**Problem details**
Set down the data below in full, exactly as it reads, but without the pictures.

**Information supplied**
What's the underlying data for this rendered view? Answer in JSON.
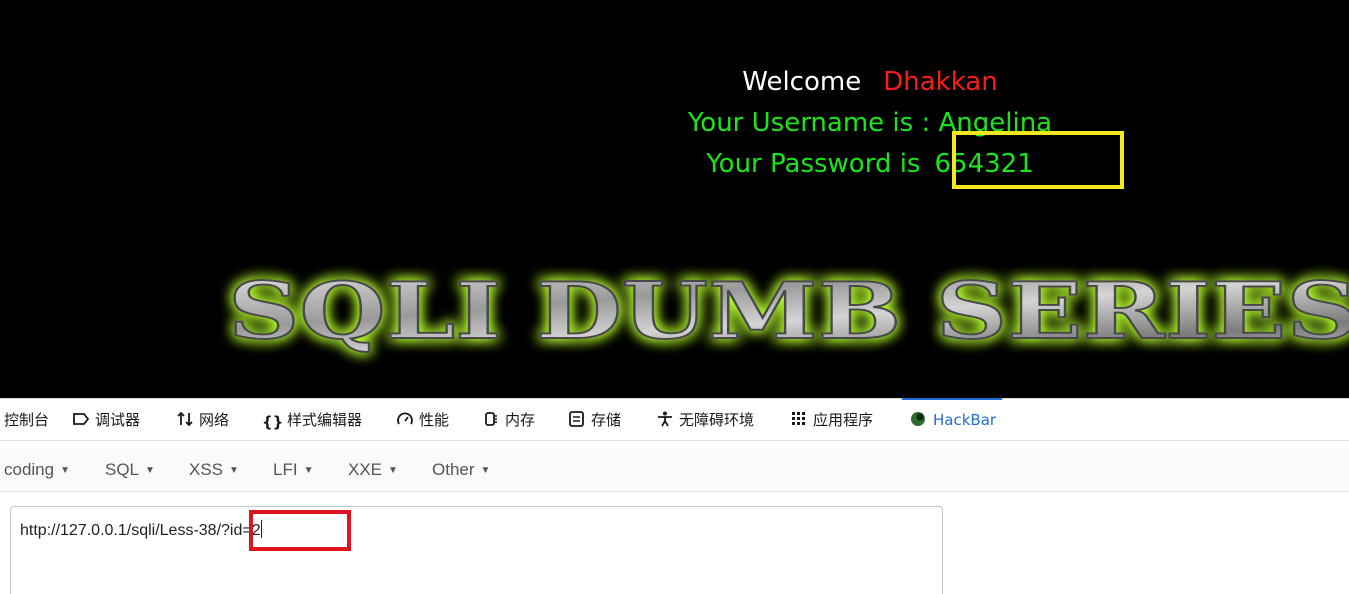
{
  "page": {
    "welcome_label": "Welcome",
    "welcome_name": "Dhakkan",
    "username_line": "Your Username is : Angelina",
    "password_label": "Your Password is",
    "password_value": "654321",
    "banner_text": "SQLI DUMB SERIES"
  },
  "devtools": {
    "tabs": [
      {
        "label": "控制台",
        "icon": "console-icon"
      },
      {
        "label": "调试器",
        "icon": "debugger-icon"
      },
      {
        "label": "网络",
        "icon": "network-arrows-icon"
      },
      {
        "label": "样式编辑器",
        "icon": "braces-icon"
      },
      {
        "label": "性能",
        "icon": "gauge-icon"
      },
      {
        "label": "内存",
        "icon": "memory-chip-icon"
      },
      {
        "label": "存储",
        "icon": "storage-icon"
      },
      {
        "label": "无障碍环境",
        "icon": "accessibility-icon"
      },
      {
        "label": "应用程序",
        "icon": "grid-apps-icon"
      },
      {
        "label": "HackBar",
        "icon": "hackbar-logo-icon",
        "active": true
      }
    ]
  },
  "hackbar": {
    "menu": [
      "coding",
      "SQL",
      "XSS",
      "LFI",
      "XXE",
      "Other"
    ],
    "url_value": "http://127.0.0.1/sqli/Less-38/?id=2"
  },
  "colors": {
    "background": "#000000",
    "welcome_name": "#ff1a1a",
    "green_text": "#19e619",
    "highlight_yellow": "#f2e81f",
    "highlight_red": "#e0141e",
    "active_tab": "#1f6fd6",
    "banner_glow": "#b8ff2e"
  }
}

**Output of the task**
What's the underlying data for this rendered view? Answer in JSON.
{
  "page": {
    "welcome_label": "Welcome",
    "welcome_name": "Dhakkan",
    "username_line": "Your Username is : Angelina",
    "password_label": "Your Password is",
    "password_value": "654321",
    "banner_text": "SQLI DUMB SERIES"
  },
  "devtools": {
    "tabs": [
      {
        "label": "控制台",
        "icon": "console-icon"
      },
      {
        "label": "调试器",
        "icon": "debugger-icon"
      },
      {
        "label": "网络",
        "icon": "network-arrows-icon"
      },
      {
        "label": "样式编辑器",
        "icon": "braces-icon"
      },
      {
        "label": "性能",
        "icon": "gauge-icon"
      },
      {
        "label": "内存",
        "icon": "memory-chip-icon"
      },
      {
        "label": "存储",
        "icon": "storage-icon"
      },
      {
        "label": "无障碍环境",
        "icon": "accessibility-icon"
      },
      {
        "label": "应用程序",
        "icon": "grid-apps-icon"
      },
      {
        "label": "HackBar",
        "icon": "hackbar-logo-icon",
        "active": true
      }
    ]
  },
  "hackbar": {
    "menu": [
      "coding",
      "SQL",
      "XSS",
      "LFI",
      "XXE",
      "Other"
    ],
    "url_value": "http://127.0.0.1/sqli/Less-38/?id=2"
  },
  "colors": {
    "background": "#000000",
    "welcome_name": "#ff1a1a",
    "green_text": "#19e619",
    "highlight_yellow": "#f2e81f",
    "highlight_red": "#e0141e",
    "active_tab": "#1f6fd6",
    "banner_glow": "#b8ff2e"
  }
}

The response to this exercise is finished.